(3) Metanotal groove completely or very nearly completely obsolete; in profile from lateral view, the posterior alitruncal dorsum continuous in outline, not interrupted by the notch at the metanotal groove as in S. louisianae.
Color light ferrugineous yellow.
Paratypes. TL 2.14-2.49 mm., HL 0.51-0.59 mm., ML 0.28-0.32, WL 0.51-0.60, CI 80-84, MI 54-60. The Escuintla (type nest) series is made up of mostly smaller, yellow individuals, while that from San Jos contains, workers mostly in the upper part of the size range given and medium ferrugineous or deep burnt-orange in color. Means of dimensions, but not of proportions, differ slightly, but there is also an absolute overlap. The color difference is not considered taxonomically significant in the face of similar variation seen in many other dacetine species.
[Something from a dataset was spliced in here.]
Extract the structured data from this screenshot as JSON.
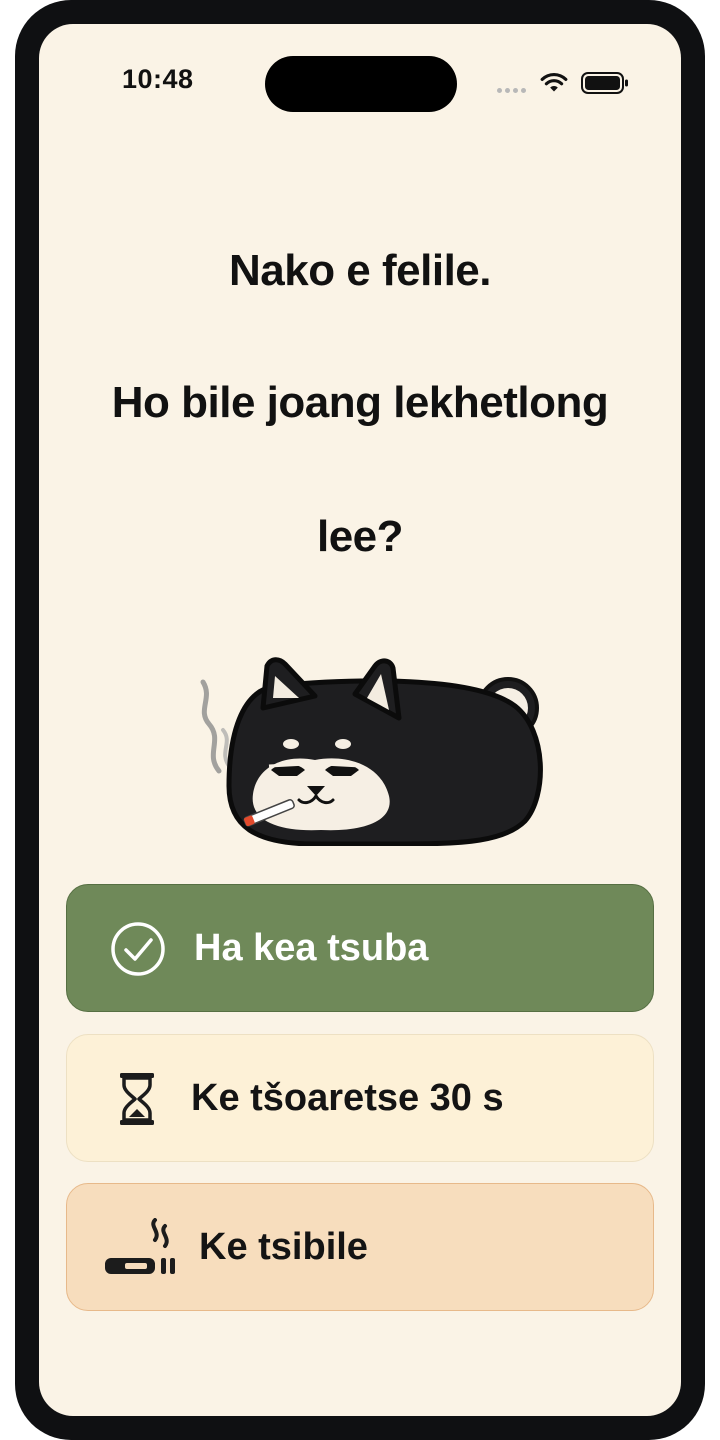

Bolton (2000) - TL 2.1-2.5, HL 0.51-0.59, HW 0.43-0.46, CI 80-84, ML 0.28-0.32, MI 54-60, PW 0.25-0.30, AL 0.51-0.60 (3 measured). Mandible with a minute inconspicuous denticle proximal to the preapical tooth , located on the upper inner margin just distal of its midlength. With head in profile postbuccal groove shallow and obtuse. Apicoscrobal hair finely flagellate. Cephalic dorsum with 2 pairs of short standing hairs, one close to occipital margin, the other close to highest point of vertex. Pronotal humeral hair elongate, fine and flagellate; mesonotal standing hairs flagellate. Ventral surface of petiole with a minute spongiform lobe at the extreme posteroventral angle below the node; when postpetiole flexed downward this lobe is concealed between the ventral lobes of the postpetiole.
Holotype (USNM) one of 15 workers taken at Escuintla, Guatemala (W. M. Mann leg.). Paratypes: 14 workers from type nest series, same data as for holotype, and 5 workers from orchid plants (Cattleya bowringeana) shipped from San Jose, Guatemala and intercepted in U.S. Plant Quarantine at San Francisco, California (SF 20739 Supl.; 46-5348). Deposited in USNM and MCZ.
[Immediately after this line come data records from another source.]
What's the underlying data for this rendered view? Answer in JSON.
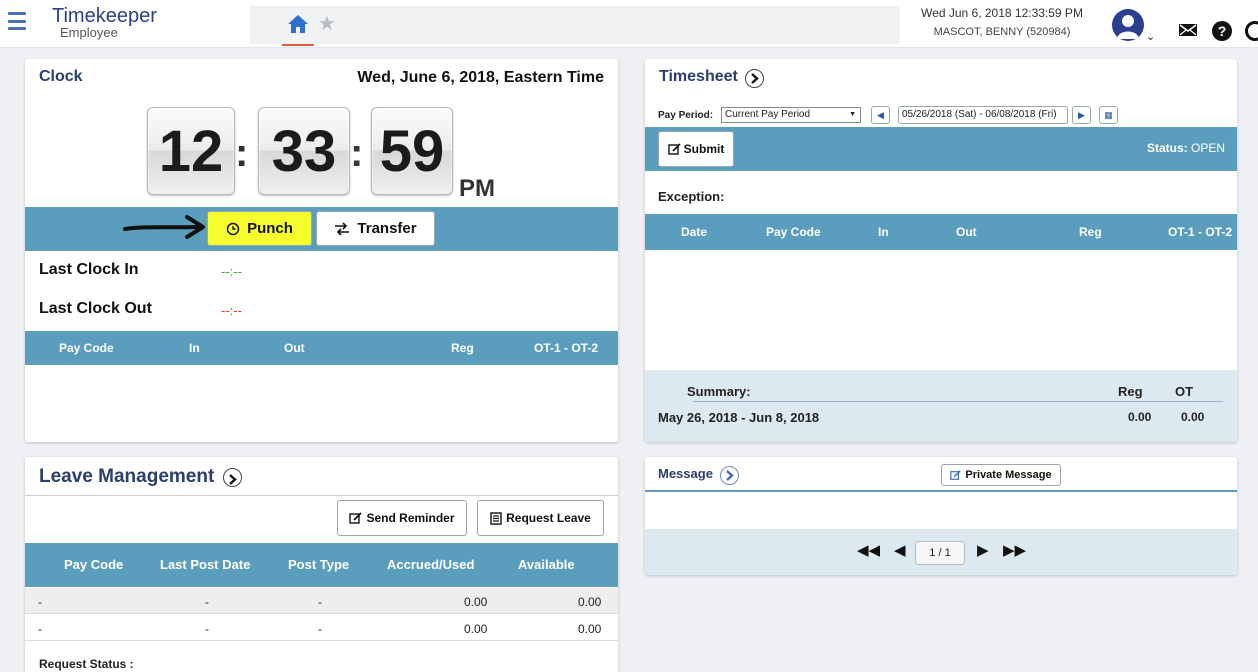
{
  "app": {
    "title": "Timekeeper",
    "subtitle": "Employee"
  },
  "header": {
    "datetime": "Wed Jun 6, 2018 12:33:59 PM",
    "user": "MASCOT, BENNY (520984)"
  },
  "clock": {
    "title": "Clock",
    "date": "Wed, June 6, 2018, Eastern Time",
    "hours": "12",
    "minutes": "33",
    "seconds": "59",
    "ampm": "PM",
    "punch_label": "Punch",
    "transfer_label": "Transfer",
    "last_in_label": "Last Clock In",
    "last_in_value": "--:--",
    "last_out_label": "Last Clock Out",
    "last_out_value": "--:--",
    "columns": [
      "Pay Code",
      "In",
      "Out",
      "Reg",
      "OT-1 - OT-2"
    ]
  },
  "timesheet": {
    "title": "Timesheet",
    "pay_period_label": "Pay Period:",
    "pay_period_value": "Current Pay Period",
    "range": "05/26/2018 (Sat) - 06/08/2018 (Fri)",
    "submit_label": "Submit",
    "status_label": "Status:",
    "status_value": "OPEN",
    "exception_label": "Exception:",
    "columns": [
      "Date",
      "Pay Code",
      "In",
      "Out",
      "Reg",
      "OT-1 - OT-2"
    ],
    "summary_label": "Summary:",
    "summary_reg_label": "Reg",
    "summary_ot_label": "OT",
    "summary_range": "May 26, 2018 - Jun 8, 2018",
    "summary_reg": "0.00",
    "summary_ot": "0.00"
  },
  "leave": {
    "title": "Leave Management",
    "send_reminder_label": "Send Reminder",
    "request_leave_label": "Request Leave",
    "columns": [
      "Pay Code",
      "Last Post Date",
      "Post Type",
      "Accrued/Used",
      "Available"
    ],
    "rows": [
      {
        "pay_code": "-",
        "last_post": "-",
        "post_type": "-",
        "accrued": "0.00",
        "available": "0.00"
      },
      {
        "pay_code": "-",
        "last_post": "-",
        "post_type": "-",
        "accrued": "0.00",
        "available": "0.00"
      }
    ],
    "request_status_label": "Request Status :"
  },
  "message": {
    "title": "Message",
    "private_label": "Private Message",
    "page": "1 / 1"
  },
  "colors": {
    "accent": "#5a9dbd",
    "brand": "#2b3f8c",
    "highlight": "#f6ff2e",
    "last_in": "#3aa93a",
    "last_out": "#d9461c"
  }
}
Bolton (2000) - Holotype and paratype workers, GUATEMALA: Escuintla, v.1924 (W. M. Mann); paratype workers, GUATEMALA: San Jose, 12.iv.1946, SF 20139 Supl., 46-5348 (intercepted by U.S. Plant Quarantine at San Francisco, California), in shipment of orchids (Cattleya bowringeana) (no collector's name) (National Museum of Natural History, Museum of Comparative Zoology, The Natural History Museum) [examined].
The name mixta refers to the intermediate characters, seemingly linking S. louisianae and Strumigenys emeryi Mann, but also distinguishing this species from both.
- Bolton, B. 2000. The ant tribe Dacetini. Memoirs of the American Entomological Institute. 65:1-1028. (page 526, catalogue)
- Brown, W. L., Jr. 1953e. Three new ants related to Strumigenys louisianae Roger. Psyche. 60:1-5. PDF (page 4, worker described)
- Brown, W. L., Jr. 1962c. The neotropical species of the ant genus Strumigenys Fr. Smith: synopsis and keys to the species. Psyche. 69:238-267. PDF